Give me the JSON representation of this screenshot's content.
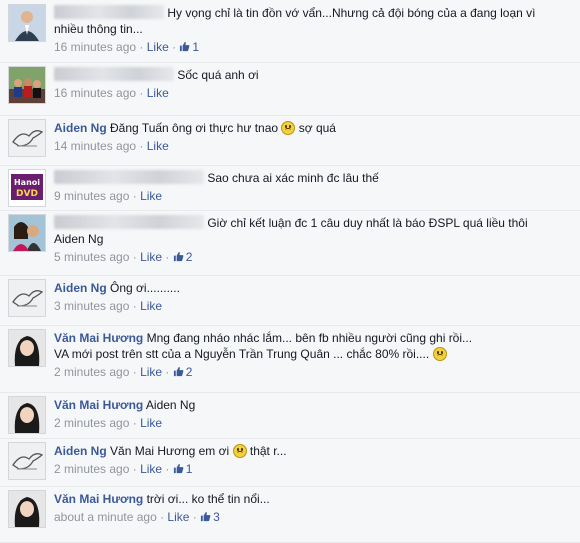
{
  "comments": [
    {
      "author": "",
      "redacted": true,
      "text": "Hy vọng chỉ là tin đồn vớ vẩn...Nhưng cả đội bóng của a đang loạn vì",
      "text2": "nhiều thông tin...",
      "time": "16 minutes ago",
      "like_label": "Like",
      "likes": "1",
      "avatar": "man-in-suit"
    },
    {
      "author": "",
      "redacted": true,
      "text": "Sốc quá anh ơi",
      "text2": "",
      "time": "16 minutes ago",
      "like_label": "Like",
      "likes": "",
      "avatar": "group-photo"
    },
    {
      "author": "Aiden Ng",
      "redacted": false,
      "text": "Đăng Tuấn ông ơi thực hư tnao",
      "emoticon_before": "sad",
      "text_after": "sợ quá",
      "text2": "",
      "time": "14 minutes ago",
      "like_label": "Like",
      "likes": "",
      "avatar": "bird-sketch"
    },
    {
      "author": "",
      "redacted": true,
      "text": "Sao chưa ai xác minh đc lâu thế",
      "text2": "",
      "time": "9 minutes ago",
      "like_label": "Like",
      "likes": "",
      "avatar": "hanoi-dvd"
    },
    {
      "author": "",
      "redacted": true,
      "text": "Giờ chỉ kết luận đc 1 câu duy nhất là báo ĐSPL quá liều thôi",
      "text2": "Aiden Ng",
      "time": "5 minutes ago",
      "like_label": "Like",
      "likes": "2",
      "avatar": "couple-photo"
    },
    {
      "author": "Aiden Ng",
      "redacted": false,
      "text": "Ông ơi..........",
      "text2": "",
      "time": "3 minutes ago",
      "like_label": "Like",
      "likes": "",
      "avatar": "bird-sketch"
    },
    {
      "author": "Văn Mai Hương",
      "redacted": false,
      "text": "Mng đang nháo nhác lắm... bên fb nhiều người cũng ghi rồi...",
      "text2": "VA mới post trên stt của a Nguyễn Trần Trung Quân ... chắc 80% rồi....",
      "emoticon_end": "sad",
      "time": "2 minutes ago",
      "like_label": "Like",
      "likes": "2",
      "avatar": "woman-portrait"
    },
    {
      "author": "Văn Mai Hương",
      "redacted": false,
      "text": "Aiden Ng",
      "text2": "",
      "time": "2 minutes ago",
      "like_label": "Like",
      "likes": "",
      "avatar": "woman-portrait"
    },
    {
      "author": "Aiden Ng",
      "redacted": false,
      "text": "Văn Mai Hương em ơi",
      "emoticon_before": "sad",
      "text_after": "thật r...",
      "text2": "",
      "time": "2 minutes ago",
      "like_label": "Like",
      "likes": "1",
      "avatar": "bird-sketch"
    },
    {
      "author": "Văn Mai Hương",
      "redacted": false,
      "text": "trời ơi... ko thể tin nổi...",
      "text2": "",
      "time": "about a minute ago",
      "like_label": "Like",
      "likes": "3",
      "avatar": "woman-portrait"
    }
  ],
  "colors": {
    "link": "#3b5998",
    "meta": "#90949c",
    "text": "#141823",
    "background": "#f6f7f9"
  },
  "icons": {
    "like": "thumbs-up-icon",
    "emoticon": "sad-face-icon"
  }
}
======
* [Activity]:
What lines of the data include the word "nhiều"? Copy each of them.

* [Response to this exercise]:
      "text2": "nhiều thông tin...",
      "text": "Mng đang nháo nhác lắm... bên fb nhiều người cũng ghi rồi...",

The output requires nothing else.